Tell Me About It

Creed Bratton

Alien Chicken Records, 2013

REVIEW BY: Tom Haugen


I think we're all used to movie stars taking stabs at music, but I can't think of too many TV stars that have taken the plunge. However, I guess it really isn't accurate to describe Creed Bratton as merely a TV star, though; his first passion was music, as Bratton's nomadic musician life turned into a successful stint fronting The Grass Roots in the '60s. Though he's most well known for playing himself on the wildly successful show my_heart_sings_the_harmony_web_ad_alt_250 The Office, Bratton's music resurfaced again in 2001 with a string of solo albums. Tell Me About It is his sixth release.

The album is subtitled An Audio Autobiography About LSD, Unemployment, And Third Acts, and not surprisingly it sounds like it should be, too. Divided into three separate acts that were originally released as EPs before being collected into this album, each act touches on different chapters in Bratton's life.
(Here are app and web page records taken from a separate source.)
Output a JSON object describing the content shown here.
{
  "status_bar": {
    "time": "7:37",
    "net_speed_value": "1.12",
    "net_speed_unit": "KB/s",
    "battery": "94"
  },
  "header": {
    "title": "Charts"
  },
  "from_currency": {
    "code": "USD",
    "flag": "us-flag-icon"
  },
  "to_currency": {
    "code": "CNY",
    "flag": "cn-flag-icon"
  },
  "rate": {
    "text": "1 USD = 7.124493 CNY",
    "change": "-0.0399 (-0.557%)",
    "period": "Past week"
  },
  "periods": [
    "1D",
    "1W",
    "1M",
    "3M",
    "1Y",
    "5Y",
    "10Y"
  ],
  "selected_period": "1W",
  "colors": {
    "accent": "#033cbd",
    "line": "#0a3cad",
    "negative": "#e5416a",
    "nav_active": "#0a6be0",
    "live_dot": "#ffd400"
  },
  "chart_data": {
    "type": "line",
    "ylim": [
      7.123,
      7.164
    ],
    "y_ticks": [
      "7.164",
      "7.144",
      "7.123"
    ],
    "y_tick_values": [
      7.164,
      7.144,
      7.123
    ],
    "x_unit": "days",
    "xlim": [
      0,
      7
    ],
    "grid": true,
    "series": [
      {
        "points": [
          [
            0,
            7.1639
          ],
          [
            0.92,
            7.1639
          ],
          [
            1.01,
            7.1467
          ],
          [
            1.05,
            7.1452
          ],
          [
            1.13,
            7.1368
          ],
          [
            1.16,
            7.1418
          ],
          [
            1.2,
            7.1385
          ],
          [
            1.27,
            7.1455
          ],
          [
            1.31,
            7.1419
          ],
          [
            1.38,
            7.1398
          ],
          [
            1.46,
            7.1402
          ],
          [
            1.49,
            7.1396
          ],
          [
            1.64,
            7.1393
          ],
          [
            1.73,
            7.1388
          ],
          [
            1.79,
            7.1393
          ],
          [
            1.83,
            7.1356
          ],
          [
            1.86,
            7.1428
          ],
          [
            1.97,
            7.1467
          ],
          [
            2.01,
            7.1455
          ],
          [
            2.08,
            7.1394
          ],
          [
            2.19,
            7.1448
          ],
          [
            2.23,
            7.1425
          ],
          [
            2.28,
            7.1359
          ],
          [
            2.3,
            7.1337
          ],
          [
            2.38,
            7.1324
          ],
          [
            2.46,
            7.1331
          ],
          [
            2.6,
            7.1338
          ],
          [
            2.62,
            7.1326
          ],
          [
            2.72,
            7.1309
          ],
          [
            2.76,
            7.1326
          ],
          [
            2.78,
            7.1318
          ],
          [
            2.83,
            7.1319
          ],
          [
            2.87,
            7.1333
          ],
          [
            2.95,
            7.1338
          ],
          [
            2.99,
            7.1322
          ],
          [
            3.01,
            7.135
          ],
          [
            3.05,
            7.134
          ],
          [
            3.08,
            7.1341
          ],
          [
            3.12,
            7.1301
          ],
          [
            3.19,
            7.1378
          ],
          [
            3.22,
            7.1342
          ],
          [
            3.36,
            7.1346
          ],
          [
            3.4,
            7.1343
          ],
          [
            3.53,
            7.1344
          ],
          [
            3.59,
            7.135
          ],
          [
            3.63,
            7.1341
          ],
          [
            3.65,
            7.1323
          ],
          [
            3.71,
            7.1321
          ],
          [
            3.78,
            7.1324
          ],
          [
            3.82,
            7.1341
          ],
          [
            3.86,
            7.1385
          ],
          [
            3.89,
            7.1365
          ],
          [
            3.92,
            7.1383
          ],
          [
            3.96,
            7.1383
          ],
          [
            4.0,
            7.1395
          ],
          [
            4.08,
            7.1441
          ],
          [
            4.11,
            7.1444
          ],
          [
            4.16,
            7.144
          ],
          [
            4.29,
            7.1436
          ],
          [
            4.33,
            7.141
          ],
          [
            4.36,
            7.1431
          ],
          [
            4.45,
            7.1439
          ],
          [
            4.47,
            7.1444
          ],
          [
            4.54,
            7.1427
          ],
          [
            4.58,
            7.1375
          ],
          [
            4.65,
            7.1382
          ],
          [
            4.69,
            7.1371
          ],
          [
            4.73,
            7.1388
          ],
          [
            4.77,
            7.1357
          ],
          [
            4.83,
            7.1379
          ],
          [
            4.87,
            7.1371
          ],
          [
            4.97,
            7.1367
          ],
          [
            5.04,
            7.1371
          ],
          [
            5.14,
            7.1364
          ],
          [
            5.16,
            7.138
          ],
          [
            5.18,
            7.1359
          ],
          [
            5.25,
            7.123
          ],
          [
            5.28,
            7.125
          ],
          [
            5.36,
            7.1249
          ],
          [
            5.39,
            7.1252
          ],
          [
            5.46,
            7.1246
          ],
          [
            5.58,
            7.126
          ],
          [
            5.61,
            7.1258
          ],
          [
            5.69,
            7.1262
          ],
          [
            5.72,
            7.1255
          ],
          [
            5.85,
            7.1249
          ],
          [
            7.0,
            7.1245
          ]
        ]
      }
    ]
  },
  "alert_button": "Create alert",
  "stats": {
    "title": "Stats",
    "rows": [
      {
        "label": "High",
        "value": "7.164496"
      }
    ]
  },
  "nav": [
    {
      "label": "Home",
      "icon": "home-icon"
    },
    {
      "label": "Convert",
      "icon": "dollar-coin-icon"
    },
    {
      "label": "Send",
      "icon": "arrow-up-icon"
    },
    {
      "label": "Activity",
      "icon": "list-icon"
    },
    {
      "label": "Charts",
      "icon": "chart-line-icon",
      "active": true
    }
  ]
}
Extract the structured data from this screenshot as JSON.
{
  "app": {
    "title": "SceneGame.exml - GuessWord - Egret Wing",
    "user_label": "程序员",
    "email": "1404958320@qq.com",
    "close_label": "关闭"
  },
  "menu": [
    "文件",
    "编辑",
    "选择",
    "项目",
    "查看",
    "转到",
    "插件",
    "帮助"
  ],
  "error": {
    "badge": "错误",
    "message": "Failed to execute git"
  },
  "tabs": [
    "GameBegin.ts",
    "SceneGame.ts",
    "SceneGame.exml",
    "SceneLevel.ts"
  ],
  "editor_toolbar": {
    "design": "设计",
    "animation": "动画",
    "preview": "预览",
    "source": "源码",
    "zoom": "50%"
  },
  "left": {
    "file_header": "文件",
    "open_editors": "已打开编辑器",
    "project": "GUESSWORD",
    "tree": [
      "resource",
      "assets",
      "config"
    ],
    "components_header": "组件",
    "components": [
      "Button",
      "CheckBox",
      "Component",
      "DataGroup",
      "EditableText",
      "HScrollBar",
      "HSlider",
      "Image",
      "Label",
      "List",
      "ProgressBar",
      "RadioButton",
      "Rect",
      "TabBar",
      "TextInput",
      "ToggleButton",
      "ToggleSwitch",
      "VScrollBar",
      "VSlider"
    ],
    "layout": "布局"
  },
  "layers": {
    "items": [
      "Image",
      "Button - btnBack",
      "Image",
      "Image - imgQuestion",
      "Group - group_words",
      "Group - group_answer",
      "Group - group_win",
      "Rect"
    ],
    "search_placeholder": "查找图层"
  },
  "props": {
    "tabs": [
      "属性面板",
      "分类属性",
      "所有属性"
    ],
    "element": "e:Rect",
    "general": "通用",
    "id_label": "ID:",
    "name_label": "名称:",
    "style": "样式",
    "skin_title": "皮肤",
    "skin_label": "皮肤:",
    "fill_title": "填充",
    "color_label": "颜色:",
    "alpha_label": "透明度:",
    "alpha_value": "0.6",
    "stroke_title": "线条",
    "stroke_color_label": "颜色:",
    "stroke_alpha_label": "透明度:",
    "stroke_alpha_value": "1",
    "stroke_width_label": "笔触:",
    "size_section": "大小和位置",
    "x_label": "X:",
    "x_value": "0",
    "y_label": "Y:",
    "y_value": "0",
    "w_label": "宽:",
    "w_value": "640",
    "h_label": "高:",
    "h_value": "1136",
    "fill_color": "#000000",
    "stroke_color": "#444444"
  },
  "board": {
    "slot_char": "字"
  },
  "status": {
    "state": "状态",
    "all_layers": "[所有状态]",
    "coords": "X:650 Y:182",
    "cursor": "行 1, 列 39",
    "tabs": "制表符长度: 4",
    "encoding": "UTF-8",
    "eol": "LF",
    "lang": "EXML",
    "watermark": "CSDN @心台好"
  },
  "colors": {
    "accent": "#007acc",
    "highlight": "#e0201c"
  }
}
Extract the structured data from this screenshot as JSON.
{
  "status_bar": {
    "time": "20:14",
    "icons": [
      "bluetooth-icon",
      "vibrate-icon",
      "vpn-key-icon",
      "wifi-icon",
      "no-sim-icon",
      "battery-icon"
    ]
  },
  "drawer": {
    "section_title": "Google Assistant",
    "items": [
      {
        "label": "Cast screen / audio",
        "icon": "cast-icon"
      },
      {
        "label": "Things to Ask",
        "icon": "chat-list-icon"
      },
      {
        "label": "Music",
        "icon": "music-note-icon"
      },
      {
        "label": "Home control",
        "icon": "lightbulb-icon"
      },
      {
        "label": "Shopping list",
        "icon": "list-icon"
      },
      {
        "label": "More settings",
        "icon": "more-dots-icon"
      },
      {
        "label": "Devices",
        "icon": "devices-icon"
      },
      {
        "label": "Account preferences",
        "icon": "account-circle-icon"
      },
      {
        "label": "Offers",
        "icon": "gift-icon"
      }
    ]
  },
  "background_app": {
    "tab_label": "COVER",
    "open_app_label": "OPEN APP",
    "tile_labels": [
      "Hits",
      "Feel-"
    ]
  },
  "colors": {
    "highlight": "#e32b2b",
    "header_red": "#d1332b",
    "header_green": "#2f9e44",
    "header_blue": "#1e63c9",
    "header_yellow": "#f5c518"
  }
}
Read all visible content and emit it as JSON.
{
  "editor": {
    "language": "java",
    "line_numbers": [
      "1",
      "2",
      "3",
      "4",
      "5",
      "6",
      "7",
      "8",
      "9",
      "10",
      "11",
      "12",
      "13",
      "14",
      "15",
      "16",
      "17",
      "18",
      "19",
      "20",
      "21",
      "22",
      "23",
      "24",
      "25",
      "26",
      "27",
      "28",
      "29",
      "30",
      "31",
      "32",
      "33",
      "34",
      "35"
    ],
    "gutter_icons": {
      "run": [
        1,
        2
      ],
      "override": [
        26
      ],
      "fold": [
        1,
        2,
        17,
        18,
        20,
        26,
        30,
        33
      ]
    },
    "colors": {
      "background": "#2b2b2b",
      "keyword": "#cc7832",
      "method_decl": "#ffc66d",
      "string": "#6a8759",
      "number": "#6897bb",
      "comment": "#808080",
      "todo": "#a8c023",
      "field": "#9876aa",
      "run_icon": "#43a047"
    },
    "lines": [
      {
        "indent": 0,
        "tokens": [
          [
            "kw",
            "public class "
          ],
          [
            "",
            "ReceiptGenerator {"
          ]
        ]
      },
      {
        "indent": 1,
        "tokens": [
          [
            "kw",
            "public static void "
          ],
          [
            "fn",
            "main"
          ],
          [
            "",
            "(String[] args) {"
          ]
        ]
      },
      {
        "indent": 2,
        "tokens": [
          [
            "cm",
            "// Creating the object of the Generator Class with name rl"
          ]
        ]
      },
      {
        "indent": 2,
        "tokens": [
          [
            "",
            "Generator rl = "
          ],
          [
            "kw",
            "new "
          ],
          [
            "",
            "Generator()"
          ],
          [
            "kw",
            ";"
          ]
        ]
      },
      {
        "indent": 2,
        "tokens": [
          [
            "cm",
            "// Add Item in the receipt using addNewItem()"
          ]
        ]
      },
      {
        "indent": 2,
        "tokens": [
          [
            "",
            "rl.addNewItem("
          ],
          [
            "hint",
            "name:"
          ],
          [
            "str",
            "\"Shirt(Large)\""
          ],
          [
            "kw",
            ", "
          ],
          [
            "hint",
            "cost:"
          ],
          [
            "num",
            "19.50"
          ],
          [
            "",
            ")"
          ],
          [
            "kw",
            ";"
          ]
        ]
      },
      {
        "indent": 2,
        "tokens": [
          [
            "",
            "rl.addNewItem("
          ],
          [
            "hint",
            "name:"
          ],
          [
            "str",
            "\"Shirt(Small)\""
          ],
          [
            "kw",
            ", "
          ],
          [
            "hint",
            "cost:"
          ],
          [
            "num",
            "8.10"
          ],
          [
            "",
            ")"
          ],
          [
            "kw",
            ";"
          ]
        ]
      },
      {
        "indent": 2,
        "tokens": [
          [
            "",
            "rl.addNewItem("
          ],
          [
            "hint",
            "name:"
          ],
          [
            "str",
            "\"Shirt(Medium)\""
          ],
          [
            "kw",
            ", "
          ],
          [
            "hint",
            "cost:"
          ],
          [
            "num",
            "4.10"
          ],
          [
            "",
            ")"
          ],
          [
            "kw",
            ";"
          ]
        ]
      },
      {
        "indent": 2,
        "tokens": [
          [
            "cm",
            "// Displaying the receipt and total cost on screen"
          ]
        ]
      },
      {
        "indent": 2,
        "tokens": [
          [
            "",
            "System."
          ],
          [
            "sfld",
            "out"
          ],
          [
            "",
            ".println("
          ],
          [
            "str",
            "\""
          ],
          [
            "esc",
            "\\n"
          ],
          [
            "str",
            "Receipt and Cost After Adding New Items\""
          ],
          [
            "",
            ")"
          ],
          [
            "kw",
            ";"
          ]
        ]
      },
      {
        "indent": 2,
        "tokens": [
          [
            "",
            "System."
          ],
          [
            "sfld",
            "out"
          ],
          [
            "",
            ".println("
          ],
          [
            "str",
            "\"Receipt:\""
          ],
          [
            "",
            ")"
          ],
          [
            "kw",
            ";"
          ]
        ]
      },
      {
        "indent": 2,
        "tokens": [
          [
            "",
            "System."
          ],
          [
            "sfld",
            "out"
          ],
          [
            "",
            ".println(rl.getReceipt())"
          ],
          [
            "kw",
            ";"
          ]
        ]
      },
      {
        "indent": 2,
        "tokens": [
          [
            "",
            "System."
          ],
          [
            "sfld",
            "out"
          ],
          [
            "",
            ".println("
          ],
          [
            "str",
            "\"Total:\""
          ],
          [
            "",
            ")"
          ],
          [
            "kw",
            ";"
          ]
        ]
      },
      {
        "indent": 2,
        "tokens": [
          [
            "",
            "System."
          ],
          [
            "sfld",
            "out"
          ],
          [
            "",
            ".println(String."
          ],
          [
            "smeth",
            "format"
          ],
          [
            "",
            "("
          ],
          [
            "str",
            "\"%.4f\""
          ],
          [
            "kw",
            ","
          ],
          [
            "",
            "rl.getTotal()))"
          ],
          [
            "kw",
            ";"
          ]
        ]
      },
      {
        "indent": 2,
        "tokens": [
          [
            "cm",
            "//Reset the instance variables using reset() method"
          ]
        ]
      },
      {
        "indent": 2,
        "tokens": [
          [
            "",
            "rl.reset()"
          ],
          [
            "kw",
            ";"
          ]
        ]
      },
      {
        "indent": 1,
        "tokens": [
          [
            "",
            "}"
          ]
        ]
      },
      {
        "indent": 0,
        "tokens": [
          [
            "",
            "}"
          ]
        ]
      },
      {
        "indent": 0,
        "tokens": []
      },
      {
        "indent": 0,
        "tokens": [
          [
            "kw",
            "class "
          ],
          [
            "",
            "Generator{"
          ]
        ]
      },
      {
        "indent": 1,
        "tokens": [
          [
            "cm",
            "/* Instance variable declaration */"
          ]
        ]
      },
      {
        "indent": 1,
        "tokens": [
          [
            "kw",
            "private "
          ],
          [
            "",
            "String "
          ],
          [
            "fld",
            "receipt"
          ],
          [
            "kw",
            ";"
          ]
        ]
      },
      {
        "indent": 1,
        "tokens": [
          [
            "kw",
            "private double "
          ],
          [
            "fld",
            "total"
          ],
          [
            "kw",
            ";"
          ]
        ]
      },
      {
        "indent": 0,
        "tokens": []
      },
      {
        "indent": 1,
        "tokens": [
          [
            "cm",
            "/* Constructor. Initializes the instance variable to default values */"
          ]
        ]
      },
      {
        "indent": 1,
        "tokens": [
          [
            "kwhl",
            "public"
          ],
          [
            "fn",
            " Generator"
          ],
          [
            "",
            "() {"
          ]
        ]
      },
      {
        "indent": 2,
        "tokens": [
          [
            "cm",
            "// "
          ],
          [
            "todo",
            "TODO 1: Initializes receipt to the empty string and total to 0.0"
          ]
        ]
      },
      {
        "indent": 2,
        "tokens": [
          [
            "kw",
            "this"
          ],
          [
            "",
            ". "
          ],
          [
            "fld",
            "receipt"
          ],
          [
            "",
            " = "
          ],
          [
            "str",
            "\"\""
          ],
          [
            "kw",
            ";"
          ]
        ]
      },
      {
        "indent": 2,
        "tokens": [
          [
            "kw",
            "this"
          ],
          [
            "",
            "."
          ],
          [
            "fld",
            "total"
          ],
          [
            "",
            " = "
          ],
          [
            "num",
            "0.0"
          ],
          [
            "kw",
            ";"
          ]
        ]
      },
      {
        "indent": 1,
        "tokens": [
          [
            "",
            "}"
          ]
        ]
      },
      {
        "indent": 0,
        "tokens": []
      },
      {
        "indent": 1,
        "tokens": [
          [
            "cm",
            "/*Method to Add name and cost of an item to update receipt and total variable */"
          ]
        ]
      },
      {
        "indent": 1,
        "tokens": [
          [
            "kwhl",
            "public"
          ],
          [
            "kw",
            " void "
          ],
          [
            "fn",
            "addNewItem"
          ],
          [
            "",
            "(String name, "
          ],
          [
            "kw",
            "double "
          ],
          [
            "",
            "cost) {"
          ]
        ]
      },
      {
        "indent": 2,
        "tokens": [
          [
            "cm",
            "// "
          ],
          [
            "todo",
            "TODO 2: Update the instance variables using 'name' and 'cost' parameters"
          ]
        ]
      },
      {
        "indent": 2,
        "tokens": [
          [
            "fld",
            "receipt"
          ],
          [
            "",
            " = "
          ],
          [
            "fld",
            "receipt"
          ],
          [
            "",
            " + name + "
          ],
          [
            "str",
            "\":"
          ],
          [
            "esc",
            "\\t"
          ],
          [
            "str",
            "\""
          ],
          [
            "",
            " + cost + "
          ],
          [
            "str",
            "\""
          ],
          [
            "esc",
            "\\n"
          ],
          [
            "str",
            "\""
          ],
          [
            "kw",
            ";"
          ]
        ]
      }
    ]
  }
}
Much like his personality and resume, this is a colorful, extremely varied and at times odd listening experience, to put it mildly. "Act I – Let's Start Dancing” starts out spoken word before venturing into spacey, jam band wandering, but that sound is only a shard of what's to come. "Unemployment Line" resides quite close to country, mostly comprised of Bratton with a guitar though warm pedal steel and soft female backing vocals linger as well. From there it's a kaleidoscope of sounds: "Pablo" is sparse and spacey with video game noises;  "My Name Is Leon" sounds like a show tune and is one of the most animated tracks; "Heart Of Darkness" is a breezy soft rock offering. Late in the disc things get louder and fuller, with "Move To Win" and "Better On Top" bringing in the volume and the horns.

This release is essentially an audio version of Bratton’s life story that focuses on his days with the Grass Roots up through his time with The Office. While the many moments of dialogue/spoken word and endless genre skipping make this is a challenging listen, it is one worth sticking out, even if just for the incredible tune "Faded Spots," which sounds like the song Westerberg forgot to write.

Rating: B+

User Rating: Not Yet Rated



© 2013 Tom Haugen and The Daily Vault. All rights reserved. Review or any portion may not be reproduced without written permission. Cover art is the intellectual property of Alien Chicken Records, and is used for informational purposes only.